Higher Data Usage Requirements. To exacerbate the limited wireless spectrum issues listed above, consumers are using ever-increasing amounts of data bandwidth. We don't need a newspaper article to know this, we all see it every day. As more powerful "smart" cell phones have become available, consumers have found more uses for those powerful phones. (For all the techies out there, doesn't this remind you of the law of Andy and Bill?) The Law of Andy and Bill was the idea that the more powerful computer chips Andy (Grove, the CEO of Intel) provided... the more power Bill (Gates, founder of Microsoft) would consume with his new software programs. The most obvious manifestation is the popularity of watching viewing video content on cell phones. Were you watching videos on your cell phone four years ago? Probably not, but now... How many times per week do you watch a news or YouTube clip on your phone? How about a Facebook (NASDAQ:FB) video? All that video requires far more of the data spectrum than typical (voice) phone calls. The only way that the increase in video utilization has not eroded the available spectrum capacity further is if there are less cell phone users (with fewer smartphones). Do you really think there are fewer users?
Flat Consumer Wages. The final piece of this perfect storm is the lack of wage growth for the average consumer who uses cell phone plans. In order for service providers to be able to pass along higher costs to the consumers, those consumers have to be able to pay those higher costs. The fact is that many consumers have lower wages today than they did 5 years ago, when adjusted for inflation. These "squeezed" consumers have less disposable income, and therefore, less money to spend on cell phone luxuries.
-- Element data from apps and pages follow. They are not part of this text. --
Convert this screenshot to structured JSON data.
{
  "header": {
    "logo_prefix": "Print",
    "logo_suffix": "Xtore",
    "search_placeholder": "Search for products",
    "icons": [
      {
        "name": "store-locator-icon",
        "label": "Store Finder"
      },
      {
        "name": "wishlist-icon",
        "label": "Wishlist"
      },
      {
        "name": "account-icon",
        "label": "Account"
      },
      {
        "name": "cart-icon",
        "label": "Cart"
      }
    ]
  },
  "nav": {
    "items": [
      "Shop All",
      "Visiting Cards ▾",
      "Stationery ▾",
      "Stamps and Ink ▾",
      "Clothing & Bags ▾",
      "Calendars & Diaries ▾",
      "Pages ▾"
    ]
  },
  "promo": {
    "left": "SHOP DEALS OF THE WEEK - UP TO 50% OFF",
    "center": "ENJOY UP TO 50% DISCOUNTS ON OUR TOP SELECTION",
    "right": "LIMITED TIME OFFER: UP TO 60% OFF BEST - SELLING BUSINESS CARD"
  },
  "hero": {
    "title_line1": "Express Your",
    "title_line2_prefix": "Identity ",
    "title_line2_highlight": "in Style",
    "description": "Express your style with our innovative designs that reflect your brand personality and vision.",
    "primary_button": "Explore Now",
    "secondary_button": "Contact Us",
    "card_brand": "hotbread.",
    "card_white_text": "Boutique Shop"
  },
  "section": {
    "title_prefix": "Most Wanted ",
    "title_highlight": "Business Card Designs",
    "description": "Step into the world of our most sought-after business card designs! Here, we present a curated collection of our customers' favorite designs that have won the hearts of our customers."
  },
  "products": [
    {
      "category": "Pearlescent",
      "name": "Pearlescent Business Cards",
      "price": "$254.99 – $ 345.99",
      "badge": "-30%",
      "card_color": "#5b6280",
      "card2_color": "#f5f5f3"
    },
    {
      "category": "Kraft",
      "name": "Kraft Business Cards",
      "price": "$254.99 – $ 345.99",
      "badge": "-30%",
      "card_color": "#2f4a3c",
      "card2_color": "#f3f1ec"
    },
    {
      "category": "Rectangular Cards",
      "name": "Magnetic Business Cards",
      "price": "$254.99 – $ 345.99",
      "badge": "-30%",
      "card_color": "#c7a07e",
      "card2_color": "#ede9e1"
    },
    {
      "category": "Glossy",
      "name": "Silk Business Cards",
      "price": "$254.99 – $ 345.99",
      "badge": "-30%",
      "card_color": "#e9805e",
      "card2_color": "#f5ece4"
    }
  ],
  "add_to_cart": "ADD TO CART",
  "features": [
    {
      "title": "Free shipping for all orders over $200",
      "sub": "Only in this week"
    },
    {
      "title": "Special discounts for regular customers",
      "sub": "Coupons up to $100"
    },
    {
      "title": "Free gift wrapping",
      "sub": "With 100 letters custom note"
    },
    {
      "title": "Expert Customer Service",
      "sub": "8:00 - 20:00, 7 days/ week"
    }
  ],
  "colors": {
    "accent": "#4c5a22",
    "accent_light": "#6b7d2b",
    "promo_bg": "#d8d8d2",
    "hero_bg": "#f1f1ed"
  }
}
These consumers have also contributed to the dramatic expansion of the prepaid cell phone market. Which, again, has led to more competition and reduced pricing power for cell phone providers.
It is my belief that until there is dramatic consolidation within the US service provider sector, cell phone companies will continue to see pricing power erode and margins get squeezed. Therefore, I am not a buyer of any of the service provider stocks mentioned in this article. Past experience with commercial air carriers suggests that when enough of the companies merge or go bankrupt, pricing power will return. We are, however, a long way from this much-needed consolidation. The final sentence in this article reiterates these companies' most telling struggle. Please note that the 5-year operating margin trends for both AT&T and Verizon have been skewed by very positive 2013 results. The long-term and 5-year growth in operating margins (according to GuruFocus.com) are as follows: Verizon (-1.89% long-term, 10.31% 5-year); AT&T (-3.28%, 2.24%); Sprint (N/A, -14.5%); T-Mobile (N/A, -0.96%).
Disclosure: I have no positions in any stocks mentioned, and no plans to initiate any positions within the next 72 hours. I wrote this article myself, and it expresses my own opinions. I am not receiving compensation for it (other than from Seeking Alpha). I have no business relationship with any company whose stock is mentioned in this article. I do not currently own any of the stocks mentioned in this article, and I have no plans to invest in these companies in the next 72 hours. This article is for informational purposes only and should not be considered a recommendation for anyone to buy, sell, or hold any equities. I am not a financial professional. The information above is provided by Gurufocus.com and Yahoo Finance.